Pull every line with "roof" from the data below and copy it.

··· Data records

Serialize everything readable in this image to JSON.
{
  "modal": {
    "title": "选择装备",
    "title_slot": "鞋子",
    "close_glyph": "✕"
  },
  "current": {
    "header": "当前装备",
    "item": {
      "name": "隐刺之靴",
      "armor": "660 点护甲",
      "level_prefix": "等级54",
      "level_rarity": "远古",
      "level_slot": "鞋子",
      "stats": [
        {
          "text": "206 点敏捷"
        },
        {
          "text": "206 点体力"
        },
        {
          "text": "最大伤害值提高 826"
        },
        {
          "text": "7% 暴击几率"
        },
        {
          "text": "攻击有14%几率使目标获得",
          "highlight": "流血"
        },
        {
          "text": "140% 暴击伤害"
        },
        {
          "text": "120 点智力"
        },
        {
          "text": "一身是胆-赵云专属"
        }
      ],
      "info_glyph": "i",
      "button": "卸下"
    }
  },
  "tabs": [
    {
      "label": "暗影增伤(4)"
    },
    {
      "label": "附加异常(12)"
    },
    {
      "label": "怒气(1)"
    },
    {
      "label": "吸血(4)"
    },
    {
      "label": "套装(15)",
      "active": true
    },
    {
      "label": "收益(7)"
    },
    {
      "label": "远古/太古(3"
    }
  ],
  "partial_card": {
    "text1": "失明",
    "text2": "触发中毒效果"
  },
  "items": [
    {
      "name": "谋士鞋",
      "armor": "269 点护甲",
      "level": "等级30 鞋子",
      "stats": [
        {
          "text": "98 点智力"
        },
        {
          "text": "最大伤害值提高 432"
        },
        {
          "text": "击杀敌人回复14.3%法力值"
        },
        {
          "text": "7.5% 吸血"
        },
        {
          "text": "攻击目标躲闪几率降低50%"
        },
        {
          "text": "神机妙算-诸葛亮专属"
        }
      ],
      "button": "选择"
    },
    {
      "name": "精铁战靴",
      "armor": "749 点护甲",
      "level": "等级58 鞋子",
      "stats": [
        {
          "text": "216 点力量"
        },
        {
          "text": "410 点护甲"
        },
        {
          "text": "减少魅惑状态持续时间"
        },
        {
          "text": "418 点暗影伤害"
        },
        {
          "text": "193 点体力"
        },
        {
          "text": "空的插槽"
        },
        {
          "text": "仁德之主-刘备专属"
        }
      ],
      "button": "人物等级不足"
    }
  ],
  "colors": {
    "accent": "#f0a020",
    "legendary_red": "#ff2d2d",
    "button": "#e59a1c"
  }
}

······
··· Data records

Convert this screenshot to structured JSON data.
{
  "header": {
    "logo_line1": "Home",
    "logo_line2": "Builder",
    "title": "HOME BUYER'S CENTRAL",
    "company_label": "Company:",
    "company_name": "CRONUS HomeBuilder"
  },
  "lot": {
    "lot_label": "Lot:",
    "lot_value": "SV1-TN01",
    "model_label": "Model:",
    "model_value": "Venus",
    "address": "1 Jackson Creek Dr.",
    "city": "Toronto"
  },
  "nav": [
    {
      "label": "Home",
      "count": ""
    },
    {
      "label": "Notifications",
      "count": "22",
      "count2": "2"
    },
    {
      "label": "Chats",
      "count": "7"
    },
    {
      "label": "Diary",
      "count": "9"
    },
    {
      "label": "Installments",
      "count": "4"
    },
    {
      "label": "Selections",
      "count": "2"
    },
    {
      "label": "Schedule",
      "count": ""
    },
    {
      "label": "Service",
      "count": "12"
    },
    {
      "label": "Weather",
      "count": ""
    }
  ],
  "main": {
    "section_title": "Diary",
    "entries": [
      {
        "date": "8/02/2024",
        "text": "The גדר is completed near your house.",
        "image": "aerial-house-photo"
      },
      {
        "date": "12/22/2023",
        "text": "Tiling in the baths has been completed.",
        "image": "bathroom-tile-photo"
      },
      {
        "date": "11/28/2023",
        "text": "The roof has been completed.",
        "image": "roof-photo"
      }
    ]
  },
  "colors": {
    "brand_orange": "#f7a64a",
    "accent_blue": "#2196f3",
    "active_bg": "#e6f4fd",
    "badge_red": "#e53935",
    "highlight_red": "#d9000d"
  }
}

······
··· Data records

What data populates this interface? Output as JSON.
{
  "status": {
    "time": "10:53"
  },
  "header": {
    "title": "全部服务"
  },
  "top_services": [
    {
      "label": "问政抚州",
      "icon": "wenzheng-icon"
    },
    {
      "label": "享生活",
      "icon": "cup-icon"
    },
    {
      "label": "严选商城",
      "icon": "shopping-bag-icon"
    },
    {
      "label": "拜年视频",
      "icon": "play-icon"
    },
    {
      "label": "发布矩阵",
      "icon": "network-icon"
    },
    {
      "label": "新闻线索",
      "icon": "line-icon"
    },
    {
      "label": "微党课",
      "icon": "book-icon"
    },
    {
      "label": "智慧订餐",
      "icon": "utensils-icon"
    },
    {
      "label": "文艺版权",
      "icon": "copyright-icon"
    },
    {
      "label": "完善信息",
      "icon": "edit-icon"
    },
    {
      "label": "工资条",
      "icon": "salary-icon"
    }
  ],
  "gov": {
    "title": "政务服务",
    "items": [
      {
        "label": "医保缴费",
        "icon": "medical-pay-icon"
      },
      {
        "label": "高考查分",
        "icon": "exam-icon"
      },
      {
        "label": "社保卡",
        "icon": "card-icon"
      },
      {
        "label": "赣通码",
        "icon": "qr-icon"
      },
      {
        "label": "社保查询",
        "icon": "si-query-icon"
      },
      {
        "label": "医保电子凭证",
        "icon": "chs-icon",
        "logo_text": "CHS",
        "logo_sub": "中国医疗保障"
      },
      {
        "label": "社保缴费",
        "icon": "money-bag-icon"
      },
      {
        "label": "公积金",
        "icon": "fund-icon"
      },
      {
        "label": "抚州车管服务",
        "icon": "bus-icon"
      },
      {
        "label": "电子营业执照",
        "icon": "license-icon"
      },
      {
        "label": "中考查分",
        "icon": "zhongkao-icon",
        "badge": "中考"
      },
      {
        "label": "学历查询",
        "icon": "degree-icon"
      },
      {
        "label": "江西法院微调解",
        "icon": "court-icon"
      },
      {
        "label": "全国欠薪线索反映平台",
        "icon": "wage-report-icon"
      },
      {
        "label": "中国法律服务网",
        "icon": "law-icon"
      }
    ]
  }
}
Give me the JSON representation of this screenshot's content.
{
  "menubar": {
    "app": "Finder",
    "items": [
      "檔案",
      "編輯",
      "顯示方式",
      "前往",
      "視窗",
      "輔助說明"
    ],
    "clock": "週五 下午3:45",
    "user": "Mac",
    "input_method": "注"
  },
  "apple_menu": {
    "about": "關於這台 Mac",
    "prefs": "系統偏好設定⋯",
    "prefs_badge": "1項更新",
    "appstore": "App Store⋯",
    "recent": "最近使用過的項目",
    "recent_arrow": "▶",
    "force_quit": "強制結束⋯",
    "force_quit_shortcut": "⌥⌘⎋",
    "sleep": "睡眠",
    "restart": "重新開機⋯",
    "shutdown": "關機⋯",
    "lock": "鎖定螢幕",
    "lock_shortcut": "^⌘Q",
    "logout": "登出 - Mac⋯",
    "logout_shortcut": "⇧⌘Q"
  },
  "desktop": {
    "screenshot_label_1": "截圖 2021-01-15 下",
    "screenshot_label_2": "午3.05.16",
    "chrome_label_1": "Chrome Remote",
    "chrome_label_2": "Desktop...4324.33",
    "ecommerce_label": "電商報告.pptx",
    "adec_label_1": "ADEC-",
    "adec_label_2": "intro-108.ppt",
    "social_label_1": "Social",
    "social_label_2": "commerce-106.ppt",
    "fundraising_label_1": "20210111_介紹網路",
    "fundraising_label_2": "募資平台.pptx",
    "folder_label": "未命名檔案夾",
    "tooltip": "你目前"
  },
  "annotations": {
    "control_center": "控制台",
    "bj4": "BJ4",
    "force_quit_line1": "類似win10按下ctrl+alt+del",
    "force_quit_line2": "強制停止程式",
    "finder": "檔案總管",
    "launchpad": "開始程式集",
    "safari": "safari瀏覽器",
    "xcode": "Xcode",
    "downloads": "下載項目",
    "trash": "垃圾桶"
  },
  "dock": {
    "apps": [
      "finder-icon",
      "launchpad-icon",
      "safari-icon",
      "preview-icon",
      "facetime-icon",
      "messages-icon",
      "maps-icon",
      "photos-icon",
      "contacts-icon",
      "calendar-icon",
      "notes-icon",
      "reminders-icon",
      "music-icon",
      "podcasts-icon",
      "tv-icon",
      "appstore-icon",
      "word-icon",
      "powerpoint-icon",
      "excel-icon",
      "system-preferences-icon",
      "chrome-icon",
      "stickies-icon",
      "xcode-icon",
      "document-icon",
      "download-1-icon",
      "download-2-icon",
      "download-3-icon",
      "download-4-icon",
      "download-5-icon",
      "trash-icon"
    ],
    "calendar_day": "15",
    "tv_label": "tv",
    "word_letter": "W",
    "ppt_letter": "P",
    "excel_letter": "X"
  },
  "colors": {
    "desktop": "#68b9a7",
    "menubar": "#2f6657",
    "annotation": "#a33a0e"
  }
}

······

## [Solution to this exercise]
        "text": "The roof has been completed.",
        "image": "roof-photo"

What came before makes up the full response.